A strong concentration of Quebec’s migrant worker population – 4 000 to 8 000 this year according to estimations by the Agriculture Worker Alliance (AWA) staff – is located in the Montérégie Area. That’s why the Saint-Rémi support center for migrant workers organizes a father’s day gathering every year.
“Most workers are fathers,” said Julio Lara, organizer at the Saint-Rémi support centre. “We try to get them out of their day-to-day life.” Their daily routine basically consists in getting up at six in the morning and working 10 hours shifts, six days a week. “Sunday is practically their only day off,” Lara said. This year, around 100 workers showed up for the live music and the typical Latin American meal – rice, tortillas and grilled meat – offered by AWA.
Many only speak Spanish, which leaves them isolated from the mostly French-speaking population in the region. “We would like it if a little more people from Saint-Rémi came,” centre coordinator Marie-Jeanne Vandoorne said. “It would be ideal to connect more with the community.”
Most migrant workers are employed on big industrial farms, which recruit 60, 80, 100 or more foreign workers every year. On such big farms, there are no personal relationships between the employer and the workers. Last year, a worker died in a traffic accident. “The boss didn’t know who it was,” remembered Vandoorne, outraged.
Every year, migrant workers spend months in local soy and cornfields, in pig slaughterhouses. “Every thing we eat passes through their hands,” Vandoorne said. But when the season is over they have to go back to their countries. “Some have been coming for 30 years. Their work visas and the programs [the TFWP and SAWP] are designed to keep them from staying. It’s really unfair, but that’s how it is.”

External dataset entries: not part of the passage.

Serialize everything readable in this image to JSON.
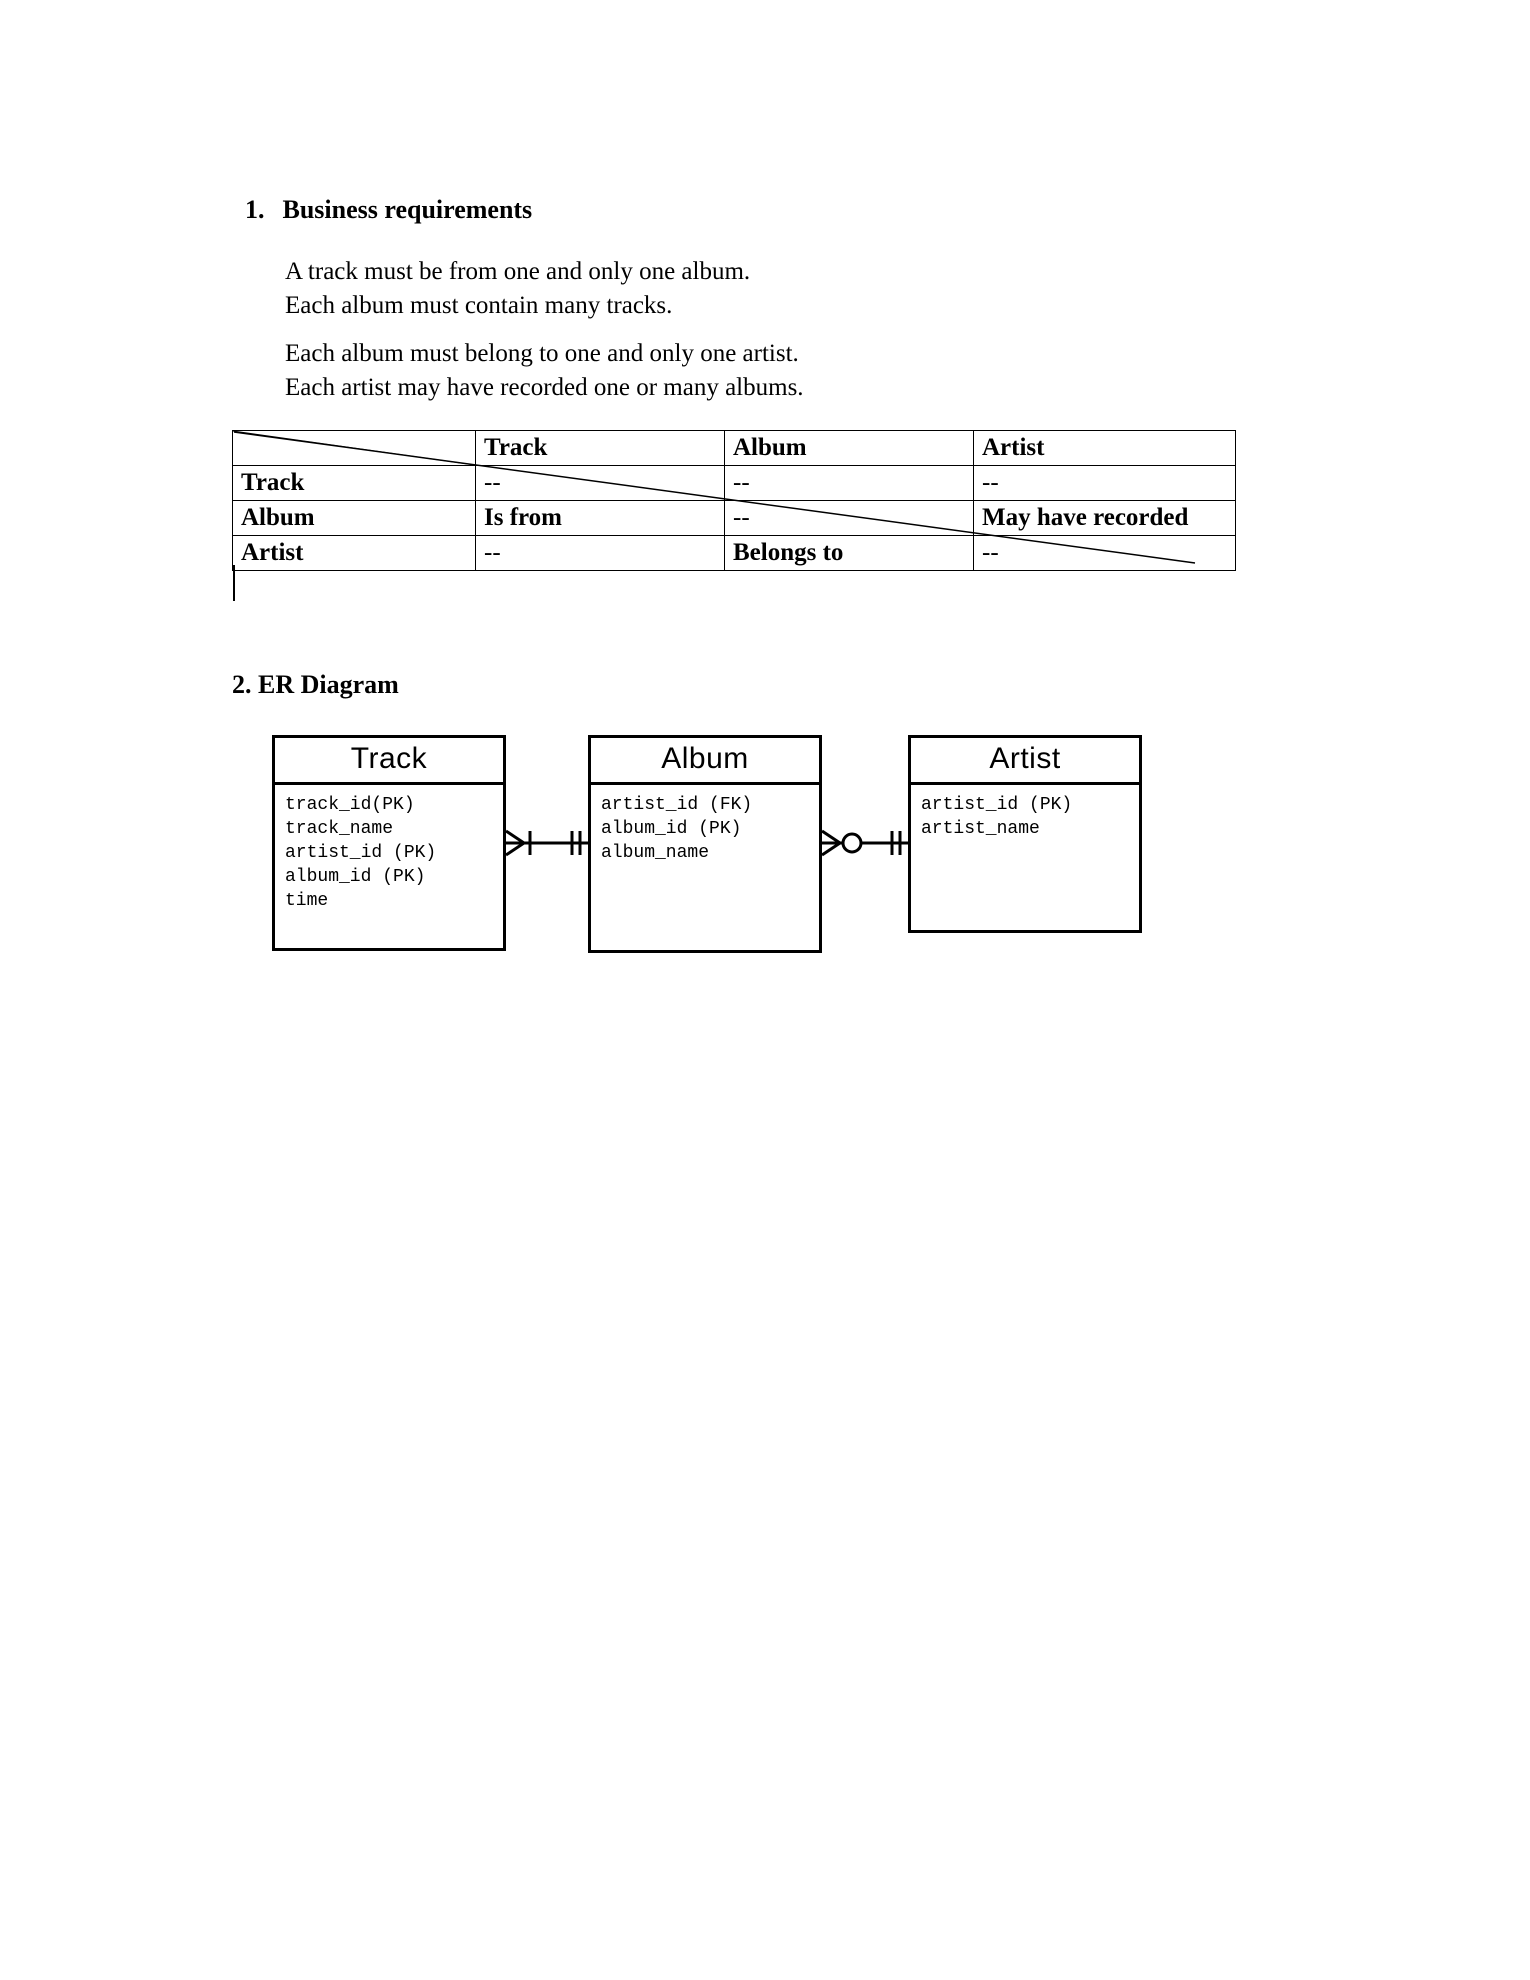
{
  "sections": {
    "s1": {
      "marker": "1.",
      "title": "Business requirements"
    },
    "s2": {
      "title": "2. ER Diagram"
    }
  },
  "requirements": {
    "p1_l1": "A track must be from one and only one album.",
    "p1_l2": "Each album must contain many tracks.",
    "p2_l1": "Each album must belong to one and only one artist.",
    "p2_l2": "Each artist may have recorded one or many albums."
  },
  "matrix": {
    "col_headers": [
      "",
      "Track",
      "Album",
      "Artist"
    ],
    "rows": [
      {
        "head": "Track",
        "cells": [
          "--",
          "--",
          "--"
        ]
      },
      {
        "head": "Album",
        "cells": [
          "Is from",
          "--",
          "May have recorded"
        ]
      },
      {
        "head": "Artist",
        "cells": [
          "--",
          "Belongs to",
          "--"
        ]
      }
    ]
  },
  "er": {
    "entities": {
      "track": {
        "title": "Track",
        "attrs": [
          "track_id(PK)",
          "track_name",
          "artist_id (PK)",
          "album_id (PK)",
          "time"
        ]
      },
      "album": {
        "title": "Album",
        "attrs": [
          "artist_id (FK)",
          "album_id (PK)",
          "album_name"
        ]
      },
      "artist": {
        "title": "Artist",
        "attrs": [
          "artist_id (PK)",
          "artist_name"
        ]
      }
    },
    "relationships": [
      {
        "from": "track",
        "to": "album",
        "from_card": "many-mandatory",
        "to_card": "one-mandatory"
      },
      {
        "from": "album",
        "to": "artist",
        "from_card": "many-optional",
        "to_card": "one-mandatory"
      }
    ]
  }
}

In a phone interview last week, Patrick Juneau, communication officer at Union des producteur agricoles (UPA), had no comments to make about migrant workers. He referred us to René Mantha, director at Fondation des entreprises en recrutement de main-d’œuvre agricole étrangère (FERME), the organization responsible for recruiting foreign agriculture workers in Quebec. FERME had not returned our phone calls our e-mails before publication.